Big Dipper among the many stars(Click on the images to open a larger view window)
This surface lava is being fed by lava tubes from the TEB eruption site far above the edge of the pali where the lava is resurfacing as A`a and pahoehoe breakouts from the 1900 down to at least the 1000-foot elevation.
Deflation/Inflation, or DI events of the Kilauea magma chambers are being recorded by USGS/HVO crater monitors and currently the graphs are showing some strong inflation, which likely is manifesting on the pali breakout by the brighter and more rapid advancement of surface lava:
The Halema’uma’u crater is also being strongly affected by the rise in magma pressure below it and this is seen visibly by the lighter plume rising from the craters eruptive pit vent, as shown by the screen-capture below and as also described on the USGS/HVO update page this morning. They say, “… there was a brief high stand of lava last night between 6:40 and 7:40 pm last night and another started at 6:45 am this morning and has not yet completed”. In past report updates by them they describe how a ‘high stand of lava’, meaning molten lava within the pit vent rises up inside the vent column, causes less sulfur dioxide gas, and other gasses, to be released, creating a thinner visible plume:
There are no active lava breakouts on coastal flats and no ocean entry lava at this time.
I will update these blog postings next when there are some significant changes or newsworthy reports to offer you :)
Active lava viewing prospects for the public:
1) The Halema’uma’u crater has been degassing sulfur dioxide fumes by day and glowing strongly at times after dark from lava deep within the craters pit vent. The broiling molten lava moves up and down inside this massive eruptive vent by hundreds of feet at times, in kind of a pistoning action. This raising and lowering of lava has the potential to breach the floor of the crater and likely will do so in the future. Great views of this impressive crater are from the Jaggar Museum balcony within the Hawaii Volcanoes National Park, depending on the weather; and the park is open to the public 24 hours a day with a nominal entrance fee by day..
2) Coastal viewing: Three to four hundred visitors seeking to witness lava activity have been arriving daily at the Hawaii County Kalapana viewing area: The viewing area is essentially the last mile of paved road on highway 130; the end of which is the same location where lava came onto the highway on May 5th, 2010. A 1/2- mile walk down the road gives views of the lava fuming/degassing where it is coming down the distant pali during the day. After dark lava glow can easily be seen in two or three places high atop the mountain slopes, which is becoming a little brighter each night as it works further down the mountain towards the coastal flats and highway 130..

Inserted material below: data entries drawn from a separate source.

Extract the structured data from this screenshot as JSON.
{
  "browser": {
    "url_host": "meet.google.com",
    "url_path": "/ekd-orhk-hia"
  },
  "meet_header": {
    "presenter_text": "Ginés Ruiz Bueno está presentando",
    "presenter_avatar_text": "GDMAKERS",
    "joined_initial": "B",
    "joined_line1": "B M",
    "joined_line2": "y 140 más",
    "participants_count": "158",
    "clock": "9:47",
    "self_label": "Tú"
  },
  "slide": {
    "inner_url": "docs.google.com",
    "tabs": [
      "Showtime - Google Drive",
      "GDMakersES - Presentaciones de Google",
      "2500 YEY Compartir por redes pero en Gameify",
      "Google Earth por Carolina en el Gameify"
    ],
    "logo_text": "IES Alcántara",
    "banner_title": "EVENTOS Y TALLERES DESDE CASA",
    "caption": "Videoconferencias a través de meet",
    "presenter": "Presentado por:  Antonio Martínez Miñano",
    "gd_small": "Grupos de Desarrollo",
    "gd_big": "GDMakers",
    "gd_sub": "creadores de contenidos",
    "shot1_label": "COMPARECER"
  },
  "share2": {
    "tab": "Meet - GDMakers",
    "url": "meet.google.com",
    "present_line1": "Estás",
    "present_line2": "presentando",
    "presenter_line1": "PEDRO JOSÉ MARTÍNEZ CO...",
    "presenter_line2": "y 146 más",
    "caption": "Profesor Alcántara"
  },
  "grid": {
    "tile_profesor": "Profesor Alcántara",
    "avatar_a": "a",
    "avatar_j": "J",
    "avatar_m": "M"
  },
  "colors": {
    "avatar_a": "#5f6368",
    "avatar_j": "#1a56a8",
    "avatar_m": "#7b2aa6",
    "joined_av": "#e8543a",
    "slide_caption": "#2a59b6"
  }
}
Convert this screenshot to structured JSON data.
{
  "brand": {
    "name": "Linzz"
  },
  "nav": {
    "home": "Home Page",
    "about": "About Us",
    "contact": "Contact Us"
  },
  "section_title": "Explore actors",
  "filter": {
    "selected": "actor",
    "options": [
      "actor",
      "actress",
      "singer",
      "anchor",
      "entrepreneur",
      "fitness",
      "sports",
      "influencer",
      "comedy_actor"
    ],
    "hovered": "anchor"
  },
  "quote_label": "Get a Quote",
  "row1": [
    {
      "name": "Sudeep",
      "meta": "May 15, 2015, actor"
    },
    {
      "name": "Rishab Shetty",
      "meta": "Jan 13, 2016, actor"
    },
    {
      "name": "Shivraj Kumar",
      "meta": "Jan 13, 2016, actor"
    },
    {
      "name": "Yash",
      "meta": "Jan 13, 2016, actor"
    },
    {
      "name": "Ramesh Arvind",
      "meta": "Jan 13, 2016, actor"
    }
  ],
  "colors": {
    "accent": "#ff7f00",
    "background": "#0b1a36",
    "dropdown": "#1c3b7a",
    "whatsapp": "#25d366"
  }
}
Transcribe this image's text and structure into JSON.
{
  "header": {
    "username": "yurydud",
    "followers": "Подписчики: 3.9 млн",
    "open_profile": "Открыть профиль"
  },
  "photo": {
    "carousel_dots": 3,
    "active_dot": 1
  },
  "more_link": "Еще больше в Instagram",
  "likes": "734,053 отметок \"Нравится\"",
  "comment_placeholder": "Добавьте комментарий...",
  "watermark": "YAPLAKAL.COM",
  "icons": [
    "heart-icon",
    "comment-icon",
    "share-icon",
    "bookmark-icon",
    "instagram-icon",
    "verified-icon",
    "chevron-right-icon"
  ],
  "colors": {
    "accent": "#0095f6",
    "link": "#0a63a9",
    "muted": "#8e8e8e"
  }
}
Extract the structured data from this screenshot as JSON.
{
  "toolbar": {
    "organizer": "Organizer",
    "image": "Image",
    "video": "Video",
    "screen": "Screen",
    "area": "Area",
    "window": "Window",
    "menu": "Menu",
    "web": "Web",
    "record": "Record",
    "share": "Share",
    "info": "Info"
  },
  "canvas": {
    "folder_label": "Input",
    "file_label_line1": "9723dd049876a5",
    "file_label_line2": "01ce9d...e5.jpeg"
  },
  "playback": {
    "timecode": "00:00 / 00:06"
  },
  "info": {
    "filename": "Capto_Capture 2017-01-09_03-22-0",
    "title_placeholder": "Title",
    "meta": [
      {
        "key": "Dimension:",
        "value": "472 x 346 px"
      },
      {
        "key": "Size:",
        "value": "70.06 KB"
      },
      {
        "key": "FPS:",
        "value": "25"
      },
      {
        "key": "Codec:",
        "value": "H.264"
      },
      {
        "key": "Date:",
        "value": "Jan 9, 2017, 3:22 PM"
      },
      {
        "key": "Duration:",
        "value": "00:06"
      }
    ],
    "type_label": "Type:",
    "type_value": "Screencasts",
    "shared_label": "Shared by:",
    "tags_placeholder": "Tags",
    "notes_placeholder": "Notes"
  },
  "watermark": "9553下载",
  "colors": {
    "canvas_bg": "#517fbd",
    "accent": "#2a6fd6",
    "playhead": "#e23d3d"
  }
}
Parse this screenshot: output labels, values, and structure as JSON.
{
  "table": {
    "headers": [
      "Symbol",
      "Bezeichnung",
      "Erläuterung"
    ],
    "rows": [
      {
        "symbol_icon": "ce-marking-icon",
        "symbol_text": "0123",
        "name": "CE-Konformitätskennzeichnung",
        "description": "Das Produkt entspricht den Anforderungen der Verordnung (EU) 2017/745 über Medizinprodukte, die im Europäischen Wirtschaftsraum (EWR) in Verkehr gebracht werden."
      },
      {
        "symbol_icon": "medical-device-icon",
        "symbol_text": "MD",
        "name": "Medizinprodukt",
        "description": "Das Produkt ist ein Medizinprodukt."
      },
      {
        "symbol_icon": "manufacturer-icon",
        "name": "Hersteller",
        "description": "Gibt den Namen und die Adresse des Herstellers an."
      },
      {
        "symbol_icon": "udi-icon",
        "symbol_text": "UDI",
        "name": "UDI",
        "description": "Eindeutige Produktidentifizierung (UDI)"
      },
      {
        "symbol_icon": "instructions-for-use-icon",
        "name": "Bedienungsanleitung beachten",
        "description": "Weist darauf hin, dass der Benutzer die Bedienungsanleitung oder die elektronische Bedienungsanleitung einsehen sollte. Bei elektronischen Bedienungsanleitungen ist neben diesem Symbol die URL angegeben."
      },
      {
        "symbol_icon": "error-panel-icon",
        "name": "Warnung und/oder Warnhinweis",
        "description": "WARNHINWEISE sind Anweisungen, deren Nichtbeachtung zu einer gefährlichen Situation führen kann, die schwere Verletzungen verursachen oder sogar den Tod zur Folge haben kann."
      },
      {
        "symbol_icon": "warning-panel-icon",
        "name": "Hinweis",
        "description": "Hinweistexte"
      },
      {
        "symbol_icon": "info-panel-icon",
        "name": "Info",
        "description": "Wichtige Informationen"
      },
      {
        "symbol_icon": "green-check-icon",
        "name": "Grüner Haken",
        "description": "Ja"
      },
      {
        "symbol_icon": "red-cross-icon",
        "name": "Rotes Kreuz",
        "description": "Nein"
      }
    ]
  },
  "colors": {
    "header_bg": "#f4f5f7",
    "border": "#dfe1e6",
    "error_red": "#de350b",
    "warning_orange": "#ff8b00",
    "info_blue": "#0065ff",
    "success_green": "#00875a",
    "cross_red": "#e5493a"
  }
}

Official viewing hours are from 2:00 PM until around 9/9:30 PM - everyday, with last car allowed in at 8:00 PM. On site are security personnel and a few port-o-potties at both the parking lot and at the end of the road. Vendors occasionally have drinking water and flashlights but it is best to bring both these things with you and also some decent walking shoes. This end of highway 130 is open to all traffic on all other hours.